The media’s refusal to show the cartoon has elevated this ancient superstition into a masochistic national fetish, emboldening professional victims and censorious grievance-peddlers at the expense of inoffensive satirists. It has robbed the cartoonist of the presumption of innocence, by feeding insidiously into the notion among the uninitiated that the cartoon really must be beyond the pale if no outlet will show it. As Flemming Rose, the publisher of the Danish cartoons, lamented to Jytte Klausen, “once people see them, they see that they are not as bad as their reputation would indicate”.

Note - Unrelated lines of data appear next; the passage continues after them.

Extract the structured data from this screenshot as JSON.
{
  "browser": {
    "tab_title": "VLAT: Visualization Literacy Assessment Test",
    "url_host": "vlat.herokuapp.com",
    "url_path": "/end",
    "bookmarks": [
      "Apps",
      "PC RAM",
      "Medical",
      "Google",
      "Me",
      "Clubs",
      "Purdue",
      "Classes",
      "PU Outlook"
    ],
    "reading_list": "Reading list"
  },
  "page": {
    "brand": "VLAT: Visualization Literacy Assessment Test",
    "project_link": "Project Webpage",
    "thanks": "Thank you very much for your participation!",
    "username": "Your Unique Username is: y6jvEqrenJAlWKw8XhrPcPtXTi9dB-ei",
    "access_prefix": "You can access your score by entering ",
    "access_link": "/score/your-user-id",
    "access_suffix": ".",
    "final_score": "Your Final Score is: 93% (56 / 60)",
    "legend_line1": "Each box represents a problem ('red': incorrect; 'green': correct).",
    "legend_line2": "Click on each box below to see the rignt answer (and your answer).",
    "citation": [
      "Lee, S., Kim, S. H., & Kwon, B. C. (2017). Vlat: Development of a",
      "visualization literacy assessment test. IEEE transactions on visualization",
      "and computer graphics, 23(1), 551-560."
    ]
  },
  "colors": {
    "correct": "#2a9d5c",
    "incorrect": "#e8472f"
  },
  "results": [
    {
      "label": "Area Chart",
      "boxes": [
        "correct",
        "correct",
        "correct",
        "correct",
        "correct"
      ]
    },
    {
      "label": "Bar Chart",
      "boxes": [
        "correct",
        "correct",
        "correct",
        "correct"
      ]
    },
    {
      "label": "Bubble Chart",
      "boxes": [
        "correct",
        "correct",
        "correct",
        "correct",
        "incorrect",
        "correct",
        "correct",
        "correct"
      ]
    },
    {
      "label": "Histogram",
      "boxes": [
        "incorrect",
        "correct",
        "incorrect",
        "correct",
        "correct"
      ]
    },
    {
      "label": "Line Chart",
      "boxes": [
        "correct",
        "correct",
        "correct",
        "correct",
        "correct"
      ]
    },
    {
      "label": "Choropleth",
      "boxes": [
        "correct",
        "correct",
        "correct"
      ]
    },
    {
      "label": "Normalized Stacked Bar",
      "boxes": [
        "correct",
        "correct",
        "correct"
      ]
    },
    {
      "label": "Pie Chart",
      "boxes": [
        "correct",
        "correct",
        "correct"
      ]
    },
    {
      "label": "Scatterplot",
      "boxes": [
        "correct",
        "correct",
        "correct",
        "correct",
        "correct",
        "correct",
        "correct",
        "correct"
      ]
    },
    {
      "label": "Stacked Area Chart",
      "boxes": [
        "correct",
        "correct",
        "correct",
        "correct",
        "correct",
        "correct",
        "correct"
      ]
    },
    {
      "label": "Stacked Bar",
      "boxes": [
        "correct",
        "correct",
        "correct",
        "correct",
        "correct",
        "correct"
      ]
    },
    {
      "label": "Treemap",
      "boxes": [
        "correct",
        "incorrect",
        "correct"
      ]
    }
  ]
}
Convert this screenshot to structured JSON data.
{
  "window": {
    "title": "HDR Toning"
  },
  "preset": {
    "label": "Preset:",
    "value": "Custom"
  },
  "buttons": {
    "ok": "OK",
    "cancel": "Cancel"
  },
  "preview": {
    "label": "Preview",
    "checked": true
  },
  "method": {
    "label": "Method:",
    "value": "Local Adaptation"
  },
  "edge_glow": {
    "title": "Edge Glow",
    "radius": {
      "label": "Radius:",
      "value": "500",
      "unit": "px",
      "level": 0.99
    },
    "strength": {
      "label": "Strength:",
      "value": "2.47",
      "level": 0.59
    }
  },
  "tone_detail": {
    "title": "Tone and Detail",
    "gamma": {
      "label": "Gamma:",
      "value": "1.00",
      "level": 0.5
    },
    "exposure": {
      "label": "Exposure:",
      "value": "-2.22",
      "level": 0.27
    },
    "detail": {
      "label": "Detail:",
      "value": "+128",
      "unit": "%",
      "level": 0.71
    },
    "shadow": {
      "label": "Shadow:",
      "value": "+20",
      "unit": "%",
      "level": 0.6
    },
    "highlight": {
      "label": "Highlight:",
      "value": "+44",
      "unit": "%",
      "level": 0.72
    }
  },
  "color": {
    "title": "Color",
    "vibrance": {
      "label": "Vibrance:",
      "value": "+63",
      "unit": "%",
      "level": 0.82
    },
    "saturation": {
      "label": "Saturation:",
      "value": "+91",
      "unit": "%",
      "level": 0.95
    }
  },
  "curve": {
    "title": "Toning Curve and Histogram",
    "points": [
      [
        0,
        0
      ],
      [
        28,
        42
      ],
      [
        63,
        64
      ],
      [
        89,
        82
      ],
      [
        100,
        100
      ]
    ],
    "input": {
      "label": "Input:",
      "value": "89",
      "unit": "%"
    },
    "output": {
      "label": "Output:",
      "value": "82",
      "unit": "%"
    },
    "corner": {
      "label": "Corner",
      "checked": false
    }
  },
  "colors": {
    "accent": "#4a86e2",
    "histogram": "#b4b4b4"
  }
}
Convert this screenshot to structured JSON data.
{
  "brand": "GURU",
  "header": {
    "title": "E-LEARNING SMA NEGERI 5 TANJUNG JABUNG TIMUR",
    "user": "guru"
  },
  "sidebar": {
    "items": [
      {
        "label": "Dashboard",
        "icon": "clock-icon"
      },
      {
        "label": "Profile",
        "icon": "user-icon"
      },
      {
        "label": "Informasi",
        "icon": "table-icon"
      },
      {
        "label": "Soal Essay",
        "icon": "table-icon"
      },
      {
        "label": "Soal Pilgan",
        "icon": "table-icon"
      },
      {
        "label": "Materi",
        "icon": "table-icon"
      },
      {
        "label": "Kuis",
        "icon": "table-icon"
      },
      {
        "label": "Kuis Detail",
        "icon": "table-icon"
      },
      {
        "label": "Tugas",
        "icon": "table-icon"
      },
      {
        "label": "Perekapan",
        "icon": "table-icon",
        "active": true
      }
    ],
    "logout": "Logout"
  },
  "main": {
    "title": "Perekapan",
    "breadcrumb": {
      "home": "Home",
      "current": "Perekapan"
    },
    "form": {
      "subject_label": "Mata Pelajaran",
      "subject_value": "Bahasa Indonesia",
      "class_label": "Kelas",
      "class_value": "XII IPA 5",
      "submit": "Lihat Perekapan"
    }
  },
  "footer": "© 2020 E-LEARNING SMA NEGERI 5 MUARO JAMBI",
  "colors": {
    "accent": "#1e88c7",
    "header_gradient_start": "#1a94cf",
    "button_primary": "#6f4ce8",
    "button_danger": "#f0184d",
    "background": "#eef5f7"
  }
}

Those of us who have followed the news media’s refusal to show any illustration of Mohammed over the past decade will recall being fobbed off with soothing explanations that the climate is unsuitable, the editorial justification not strong enough or the content too crude, to publish the images in question. Nine years after the Danish cartoons affair, the Goldilocks moment of this piece is upon us – an utterly innocuous depiction of Mohammed is at the heart of a major news story, at a time when the right to depict it is in question and a nascent school of Islamic thought is defying crude reactionary opposition in urging the media to show the cartoon. If they won’t show it now, they never will.
The Islamist propensity for violent offendedness is the national equivalent of a child’s tantrum in the cereal aisle, not an insuperable law of physics for which every allowance must always be made. It can, and must, be fixed, and if the media won’t support those undertaking this thankless task, the least it can do is admit it’s scared, and stop getting in the way.